In 1998 I left the corporate world to become a self employed consultant specialising in leadership and management development.
I had always been fascinated by organisational politics and how the informal networks and inner circles are where the real action is, so in 1999 when the CIPD London branch were asking around for someone to do some research and present it at conference, I put my hand up.
So it was that way back in 2000 I presented the first slab of data and ideas about personal power and politics to a small but enthusiastic crowd. Politics at Work™ had begun, albeit on a very small scale.
And this one off speaking engagement rapidly became regular networking appearances which led to more data and story gathering as well as opportunities to be published in various trade magazines including a spectacular double issue (and front cover) for Training Journal.
By 2005 I co founded Politics at Work™ with an enthusiastic client; Colin Gautrey.
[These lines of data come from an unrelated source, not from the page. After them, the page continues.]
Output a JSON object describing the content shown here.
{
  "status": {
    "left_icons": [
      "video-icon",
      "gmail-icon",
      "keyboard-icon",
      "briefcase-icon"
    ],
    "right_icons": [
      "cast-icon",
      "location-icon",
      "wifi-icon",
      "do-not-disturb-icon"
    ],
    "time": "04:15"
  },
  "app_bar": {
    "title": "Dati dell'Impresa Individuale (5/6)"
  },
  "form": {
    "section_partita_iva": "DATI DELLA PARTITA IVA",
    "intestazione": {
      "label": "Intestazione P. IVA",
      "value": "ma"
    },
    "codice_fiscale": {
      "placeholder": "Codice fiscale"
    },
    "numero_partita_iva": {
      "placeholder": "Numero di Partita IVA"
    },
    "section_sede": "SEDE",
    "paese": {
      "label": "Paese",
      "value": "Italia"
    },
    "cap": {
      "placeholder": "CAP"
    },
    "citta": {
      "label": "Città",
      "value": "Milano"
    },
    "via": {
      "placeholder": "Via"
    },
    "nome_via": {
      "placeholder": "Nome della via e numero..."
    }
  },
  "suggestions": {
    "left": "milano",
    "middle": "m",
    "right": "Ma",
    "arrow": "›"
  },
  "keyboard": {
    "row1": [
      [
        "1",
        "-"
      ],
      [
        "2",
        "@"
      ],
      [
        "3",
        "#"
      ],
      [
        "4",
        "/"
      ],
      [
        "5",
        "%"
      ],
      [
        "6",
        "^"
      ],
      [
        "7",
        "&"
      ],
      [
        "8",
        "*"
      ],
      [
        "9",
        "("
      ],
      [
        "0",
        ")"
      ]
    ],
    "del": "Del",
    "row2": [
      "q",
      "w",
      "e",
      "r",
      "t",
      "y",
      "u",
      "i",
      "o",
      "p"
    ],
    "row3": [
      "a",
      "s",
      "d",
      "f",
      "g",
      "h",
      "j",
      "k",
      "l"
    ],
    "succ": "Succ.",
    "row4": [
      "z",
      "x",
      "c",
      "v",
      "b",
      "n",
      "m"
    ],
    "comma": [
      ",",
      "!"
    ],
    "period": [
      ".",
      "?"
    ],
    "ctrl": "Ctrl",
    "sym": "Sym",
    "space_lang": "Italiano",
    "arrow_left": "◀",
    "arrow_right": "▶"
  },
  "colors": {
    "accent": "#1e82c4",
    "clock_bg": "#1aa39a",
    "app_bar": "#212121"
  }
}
Colin was managing an impressive talent development programme with Zurich Insurance at the time and he had heard about my work.
Colin told me that he had a bunch of talented folks who just did not get the politics and he wanted something that would challenge their perceptions and make them more influential. This 2 day workshop is still a flagship event on the Zurich talent programme some 6 years on.
Colin left Zurich Insurance shortly afterwards and Politics at Work™ officially founded in 2005. It was a roller coaster ride. It led to us working nationally and internationally with some of the sharpest brains and most demanding learners in the world. The Politics at Work™ client list is something we are quietly proud of. This success also gave us a platform from which we published 2 books and wrote many articles.
Today, Politics at Work™ remains a unique influencing skills consultancy. What sets it apart is an ability to put influencing skills and strategies into context. I focus on the corporate culture that the learners find themselves in and from there help them navigate the political complexities of their real world.